**Common Hour will resume in-person this semester with a number of events featuring a lunch of pizza! This week's Common Hour will have lunch thanks to the generous contribution from the F&M President's Office. **
BYO Water Bottle!
**Face masks are encouraged at this event**
In recent years, South Asia has confronted the uncertainties of the Anthropocene—an era of unprecedented human induced ecological degradation—by strengthening majoritarian political and cultural projects. Such majoritarianism often coheres around a disavowal of multiple realities that foreground the continued exploitation of human and non-human life worlds—the existential realities of caste and patriarchal violence, the re-emergence of new fascisms, agricultural crisis, a global pandemic, climate displacement, and ongoing destruction of sacred sites, ancestral groves, and places of
At the same time, everyday survival for minoritized South Asians entails navigating the gaps and brokenness of late industrial and postcolonial realities, where the politics of sustaining lifeworlds increasingly becomes entangled with cosmological speculation, whether it means charting the afterlives of industrial disaster (Fortun 2014); archiving historic anti-caste visions and inheritances (Omvedt 2008); decolonizing adivasi temporalities (Skaria 1999); popular assembles imagined through an Islamic eco-poetics (Taneja 2018; 2021). Standing apart from majoritarian visions, such popular projects are both distinctly South Asian and insistent in their worldly appeal.
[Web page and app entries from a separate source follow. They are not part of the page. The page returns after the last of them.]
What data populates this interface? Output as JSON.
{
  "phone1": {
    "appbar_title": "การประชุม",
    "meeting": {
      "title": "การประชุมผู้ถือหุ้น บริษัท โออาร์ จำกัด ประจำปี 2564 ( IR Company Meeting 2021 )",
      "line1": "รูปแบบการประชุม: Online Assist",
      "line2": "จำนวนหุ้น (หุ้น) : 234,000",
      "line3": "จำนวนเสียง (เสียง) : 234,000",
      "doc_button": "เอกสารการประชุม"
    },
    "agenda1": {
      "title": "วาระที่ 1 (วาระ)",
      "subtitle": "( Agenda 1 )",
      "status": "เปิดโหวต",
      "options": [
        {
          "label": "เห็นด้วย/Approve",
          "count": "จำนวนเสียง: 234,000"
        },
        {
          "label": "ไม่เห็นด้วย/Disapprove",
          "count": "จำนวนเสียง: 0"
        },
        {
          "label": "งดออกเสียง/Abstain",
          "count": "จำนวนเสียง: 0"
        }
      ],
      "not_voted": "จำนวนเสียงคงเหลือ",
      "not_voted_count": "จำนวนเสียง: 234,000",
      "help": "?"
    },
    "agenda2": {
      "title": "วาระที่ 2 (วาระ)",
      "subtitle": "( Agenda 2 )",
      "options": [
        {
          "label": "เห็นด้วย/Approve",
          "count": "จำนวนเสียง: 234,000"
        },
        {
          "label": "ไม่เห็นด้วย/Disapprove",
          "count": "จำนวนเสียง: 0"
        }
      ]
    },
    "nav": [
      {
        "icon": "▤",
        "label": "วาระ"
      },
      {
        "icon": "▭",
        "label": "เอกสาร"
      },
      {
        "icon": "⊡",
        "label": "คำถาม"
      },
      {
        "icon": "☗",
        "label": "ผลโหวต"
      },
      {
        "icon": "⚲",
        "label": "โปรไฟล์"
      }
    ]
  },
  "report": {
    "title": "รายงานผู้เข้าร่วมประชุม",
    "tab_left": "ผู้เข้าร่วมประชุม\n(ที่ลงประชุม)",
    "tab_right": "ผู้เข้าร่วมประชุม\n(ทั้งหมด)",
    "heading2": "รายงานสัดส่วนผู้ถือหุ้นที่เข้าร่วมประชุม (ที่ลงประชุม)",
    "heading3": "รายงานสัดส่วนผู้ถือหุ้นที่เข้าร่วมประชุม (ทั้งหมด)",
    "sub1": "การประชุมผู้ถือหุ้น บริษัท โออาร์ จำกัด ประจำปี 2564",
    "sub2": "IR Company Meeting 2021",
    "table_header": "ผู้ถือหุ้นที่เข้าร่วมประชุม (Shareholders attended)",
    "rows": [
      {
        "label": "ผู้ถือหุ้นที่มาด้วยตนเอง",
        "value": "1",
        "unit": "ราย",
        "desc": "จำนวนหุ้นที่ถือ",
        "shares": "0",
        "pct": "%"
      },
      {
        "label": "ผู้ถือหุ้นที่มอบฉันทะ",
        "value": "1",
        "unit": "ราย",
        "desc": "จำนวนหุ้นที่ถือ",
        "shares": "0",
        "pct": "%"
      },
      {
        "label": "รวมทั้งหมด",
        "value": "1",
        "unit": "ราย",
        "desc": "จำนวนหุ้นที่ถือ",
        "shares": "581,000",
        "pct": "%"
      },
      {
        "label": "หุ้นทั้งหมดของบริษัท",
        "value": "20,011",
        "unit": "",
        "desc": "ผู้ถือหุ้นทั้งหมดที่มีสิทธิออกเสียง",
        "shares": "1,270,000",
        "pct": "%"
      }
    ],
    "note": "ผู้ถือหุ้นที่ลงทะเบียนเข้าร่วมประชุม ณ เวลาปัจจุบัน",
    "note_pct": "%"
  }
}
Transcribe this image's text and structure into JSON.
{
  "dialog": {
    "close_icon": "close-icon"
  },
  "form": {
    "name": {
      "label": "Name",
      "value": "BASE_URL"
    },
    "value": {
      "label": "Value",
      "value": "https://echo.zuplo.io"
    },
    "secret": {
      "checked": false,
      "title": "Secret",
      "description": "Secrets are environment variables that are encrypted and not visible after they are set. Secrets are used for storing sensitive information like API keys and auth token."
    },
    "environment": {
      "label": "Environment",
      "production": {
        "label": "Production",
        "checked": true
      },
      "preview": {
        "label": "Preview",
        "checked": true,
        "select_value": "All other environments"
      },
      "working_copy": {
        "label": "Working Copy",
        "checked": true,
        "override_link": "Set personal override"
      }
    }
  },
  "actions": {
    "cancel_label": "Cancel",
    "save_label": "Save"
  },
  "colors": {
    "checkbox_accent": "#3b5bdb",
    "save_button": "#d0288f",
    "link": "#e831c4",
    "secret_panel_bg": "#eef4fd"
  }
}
To borrow the words of Dalit artist Thenmozhi Soundararajan, they constitute practical acts of “dream[ing] at the end of the world” that entail “socially engaged speculative making” (2021).
What plural worlds are fashioned in these popular projects of dreaming up and forging futures at the end of the world? How do folk experiment with cosmopolitical realities, rework epistemic and ethical limits to engender new forms of responsibility and co-creation? What can we learn from practices that juxtapose broken realities to repair, regenerate, and proliferate intimate, collective futures?
Dr. Suhail is an assistant professor in social anthropology at Franklin and Marshall College. His research addresses issues in the anthropology of violence, social theory, and urban studies. His current project, Machines of Violent Desire, interrogates how non-state violence and transnational kinship networks contribute to order-making in urban South Asia.
He is concurrently working on another co-authored book project titled Sacropolitics, which addresses how human communities confront emergent ecological and political crises across the globe through a politics of repair and rejuvenation.
Before arriving at F&M, he held postdoctoral fellowships at the University of Southern California (2021) and Yale University (2020). He received his Ph.D. in Anthropology at Emory University (2019).
Dr. Suhail’s work has garnered grant support from the Wenner-Gren Foundation, the Social Science Research Council (SSRC), the Harry Frank Guggenheim Foundation (HFG) American Council of Learned Society (ACLS), and the American Institute of Pakistan Studies.
This event is sponsored by the Office of the President and the Anthropology Department.